With lists of billions of compromised credentials floating around on underground forums and in text-paste pages across the Internet, it’s difficult for anyone to keep up with the potential threat from breached passwords. That’s why, as part of its security efforts during Safer Internet Day, Google has released a new add-on for the Chrome browser that automatically and securely checks website credentials against known password breaches.
The Chrome browser extension, called Password Checkup, is available today. It securely checks credentials used to log in to websites—whether they’re manually entered or stored in Chrome’s password manager—against hashed credentials stored in an encrypted database of billions of compromised accounts maintained by Google. Elie Bursztein, head of Google’s anti-abuse research, told Ars that the protocol behind the service is being presented as a standard for securely checking account security and that the interface may be offered as an open application interface in the future.
Checking for password breaches is a sensitive operation. Google’s security team has been offering password checks for G Suite users for some time, but doing the same thing for the rest of users’ credentials is a much more delicate privacy dance. Users don’t want to just hand over their passwords and accounts to Google openly, and “Google has a data set we don’t want to publicly share,” said Kurt Thomas, staff research scientist at Google. So Password Checkup uses a combination of anonymization and cryptography to protect the exchange, using a technique called “blinding” to create a secret search index. Credentials are anonymized with an Argon2 hash function to create a search key for Google’s database and encrypted with Elliptic Curve cryptography.
“On your end, you get an index that only you know,” said Thomas. And that index is both hashed and only a partial encoding of the information—it can’t be used to recreate a complete version of login credentials.

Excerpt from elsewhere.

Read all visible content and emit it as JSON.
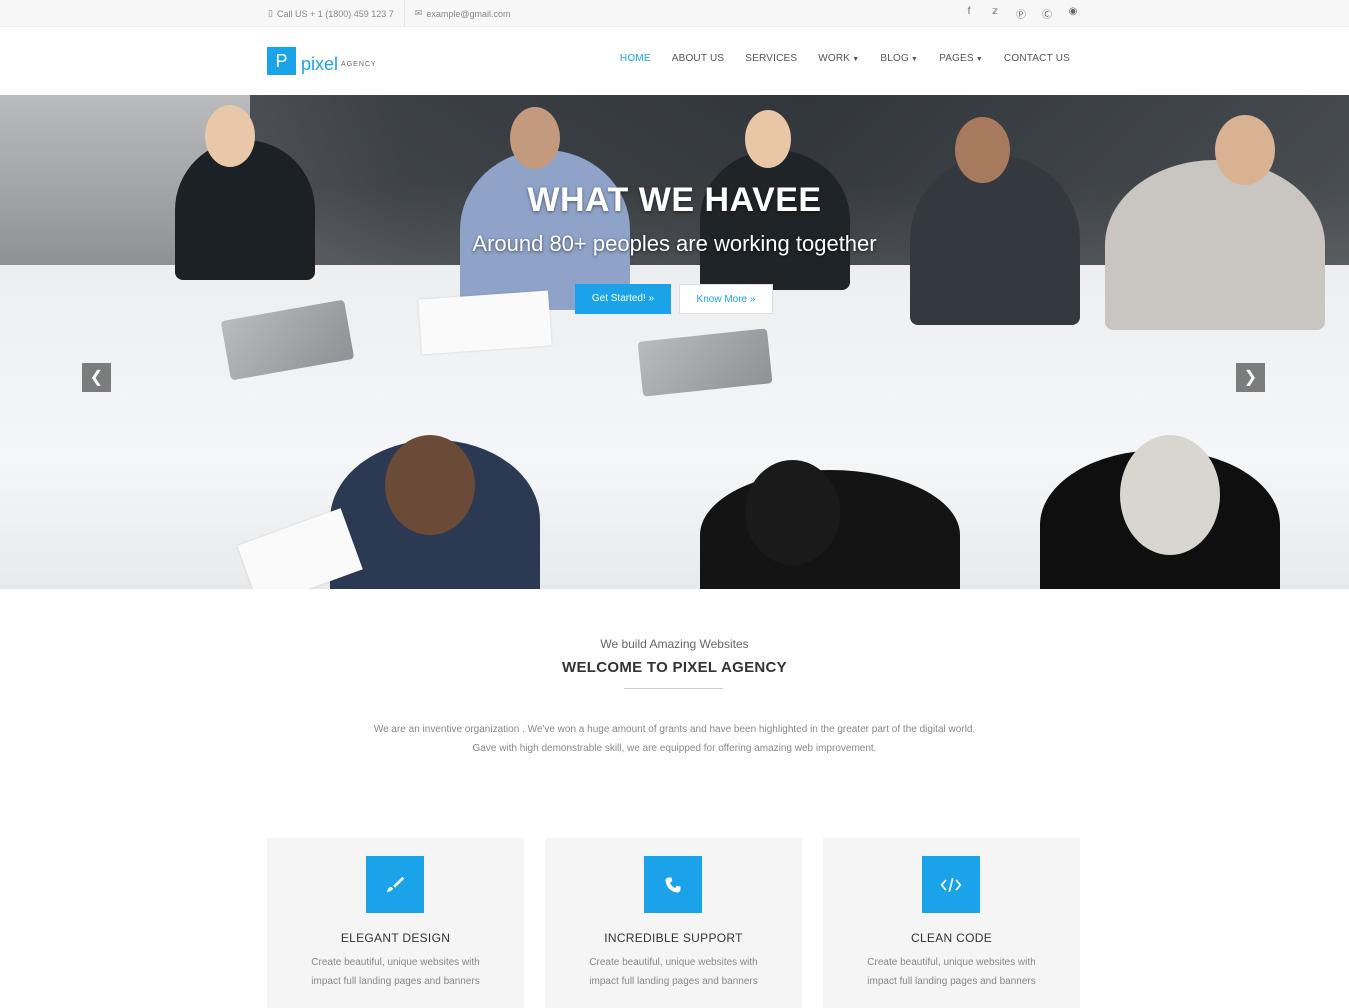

The backend database contains data culled from password dumps on underground marketplaces. Currently, it contains terabytes of data on over 4 billion compromised credentials and is constantly being updated by Google’s threat research team, Bursztein said. The database and the API to access it could be applied to a number of future capabilities, and Bursztein said that his team is open to suggestions on how to best use it. Potentially, the database could be a valuable resource to companies’ internal threat-hunting teams seeking hints of compromise of critical accounts on third-party services. But for now, Bursztein said, the goal is to reach Internet users in a way that’s transparent and easy to use, regardless of whether they have a security team to back them up.